===== Material to process

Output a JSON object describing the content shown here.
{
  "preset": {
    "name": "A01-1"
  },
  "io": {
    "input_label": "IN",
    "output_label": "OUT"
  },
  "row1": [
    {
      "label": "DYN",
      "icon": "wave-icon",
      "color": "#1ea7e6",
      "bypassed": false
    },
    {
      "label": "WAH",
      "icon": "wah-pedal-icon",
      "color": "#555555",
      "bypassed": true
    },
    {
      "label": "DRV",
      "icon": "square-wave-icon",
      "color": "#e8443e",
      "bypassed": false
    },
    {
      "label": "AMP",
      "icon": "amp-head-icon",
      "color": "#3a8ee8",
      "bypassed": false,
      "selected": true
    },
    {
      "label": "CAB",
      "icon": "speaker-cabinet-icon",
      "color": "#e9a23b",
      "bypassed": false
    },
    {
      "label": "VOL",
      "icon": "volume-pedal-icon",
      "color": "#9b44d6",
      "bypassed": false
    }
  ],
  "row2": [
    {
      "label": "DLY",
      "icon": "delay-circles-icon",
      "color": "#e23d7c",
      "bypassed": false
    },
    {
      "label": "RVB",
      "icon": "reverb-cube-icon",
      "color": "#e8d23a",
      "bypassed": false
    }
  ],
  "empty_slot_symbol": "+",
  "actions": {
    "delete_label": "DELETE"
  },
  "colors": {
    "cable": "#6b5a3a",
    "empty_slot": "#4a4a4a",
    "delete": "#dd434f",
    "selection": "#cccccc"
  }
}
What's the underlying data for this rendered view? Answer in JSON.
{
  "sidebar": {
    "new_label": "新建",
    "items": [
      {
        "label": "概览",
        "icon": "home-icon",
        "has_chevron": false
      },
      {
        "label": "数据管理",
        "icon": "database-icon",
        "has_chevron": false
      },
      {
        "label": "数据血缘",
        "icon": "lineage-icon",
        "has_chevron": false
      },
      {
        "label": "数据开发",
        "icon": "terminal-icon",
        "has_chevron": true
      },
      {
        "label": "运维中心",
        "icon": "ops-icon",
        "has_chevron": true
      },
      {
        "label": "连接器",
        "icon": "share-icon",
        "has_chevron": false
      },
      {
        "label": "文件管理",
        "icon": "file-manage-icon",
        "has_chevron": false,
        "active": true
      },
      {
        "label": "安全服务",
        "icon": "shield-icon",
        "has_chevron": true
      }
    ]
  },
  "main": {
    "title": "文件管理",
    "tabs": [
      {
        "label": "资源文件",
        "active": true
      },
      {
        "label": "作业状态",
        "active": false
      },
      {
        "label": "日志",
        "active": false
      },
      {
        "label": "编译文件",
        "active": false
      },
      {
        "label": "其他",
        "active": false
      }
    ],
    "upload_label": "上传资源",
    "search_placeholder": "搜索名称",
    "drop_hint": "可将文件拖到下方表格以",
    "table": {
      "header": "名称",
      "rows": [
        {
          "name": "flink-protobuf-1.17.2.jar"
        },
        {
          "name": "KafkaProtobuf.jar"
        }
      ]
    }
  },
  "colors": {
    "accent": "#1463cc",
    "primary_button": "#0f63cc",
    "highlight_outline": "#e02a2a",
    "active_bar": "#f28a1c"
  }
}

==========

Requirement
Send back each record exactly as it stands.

Solution
Output a JSON object describing the content shown here.
{
  "preset": {
    "name": "A01-1"
  },
  "io": {
    "input_label": "IN",
    "output_label": "OUT"
  },
  "row1": [
    {
      "label": "DYN",
      "icon": "wave-icon",
      "color": "#1ea7e6",
      "bypassed": false
    },
    {
      "label": "WAH",
      "icon": "wah-pedal-icon",
      "color": "#555555",
      "bypassed": true
    },
    {
      "label": "DRV",
      "icon": "square-wave-icon",
      "color": "#e8443e",
      "bypassed": false
    },
    {
      "label": "AMP",
      "icon": "amp-head-icon",
      "color": "#3a8ee8",
      "bypassed": false,
      "selected": true
    },
    {
      "label": "CAB",
      "icon": "speaker-cabinet-icon",
      "color": "#e9a23b",
      "bypassed": false
    },
    {
      "label": "VOL",
      "icon": "volume-pedal-icon",
      "color": "#9b44d6",
      "bypassed": false
    }
  ],
  "row2": [
    {
      "label": "DLY",
      "icon": "delay-circles-icon",
      "color": "#e23d7c",
      "bypassed": false
    },
    {
      "label": "RVB",
      "icon": "reverb-cube-icon",
      "color": "#e8d23a",
      "bypassed": false
    }
  ],
  "empty_slot_symbol": "+",
  "actions": {
    "delete_label": "DELETE"
  },
  "colors": {
    "cable": "#6b5a3a",
    "empty_slot": "#4a4a4a",
    "delete": "#dd434f",
    "selection": "#cccccc"
  }
}
What's the underlying data for this rendered view? Answer in JSON.
{
  "sidebar": {
    "new_label": "新建",
    "items": [
      {
        "label": "概览",
        "icon": "home-icon",
        "has_chevron": false
      },
      {
        "label": "数据管理",
        "icon": "database-icon",
        "has_chevron": false
      },
      {
        "label": "数据血缘",
        "icon": "lineage-icon",
        "has_chevron": false
      },
      {
        "label": "数据开发",
        "icon": "terminal-icon",
        "has_chevron": true
      },
      {
        "label": "运维中心",
        "icon": "ops-icon",
        "has_chevron": true
      },
      {
        "label": "连接器",
        "icon": "share-icon",
        "has_chevron": false
      },
      {
        "label": "文件管理",
        "icon": "file-manage-icon",
        "has_chevron": false,
        "active": true
      },
      {
        "label": "安全服务",
        "icon": "shield-icon",
        "has_chevron": true
      }
    ]
  },
  "main": {
    "title": "文件管理",
    "tabs": [
      {
        "label": "资源文件",
        "active": true
      },
      {
        "label": "作业状态",
        "active": false
      },
      {
        "label": "日志",
        "active": false
      },
      {
        "label": "编译文件",
        "active": false
      },
      {
        "label": "其他",
        "active": false
      }
    ],
    "upload_label": "上传资源",
    "search_placeholder": "搜索名称",
    "drop_hint": "可将文件拖到下方表格以",
    "table": {
      "header": "名称",
      "rows": [
        {
          "name": "flink-protobuf-1.17.2.jar"
        },
        {
          "name": "KafkaProtobuf.jar"
        }
      ]
    }
  },
  "colors": {
    "accent": "#1463cc",
    "primary_button": "#0f63cc",
    "highlight_outline": "#e02a2a",
    "active_bar": "#f28a1c"
  }
}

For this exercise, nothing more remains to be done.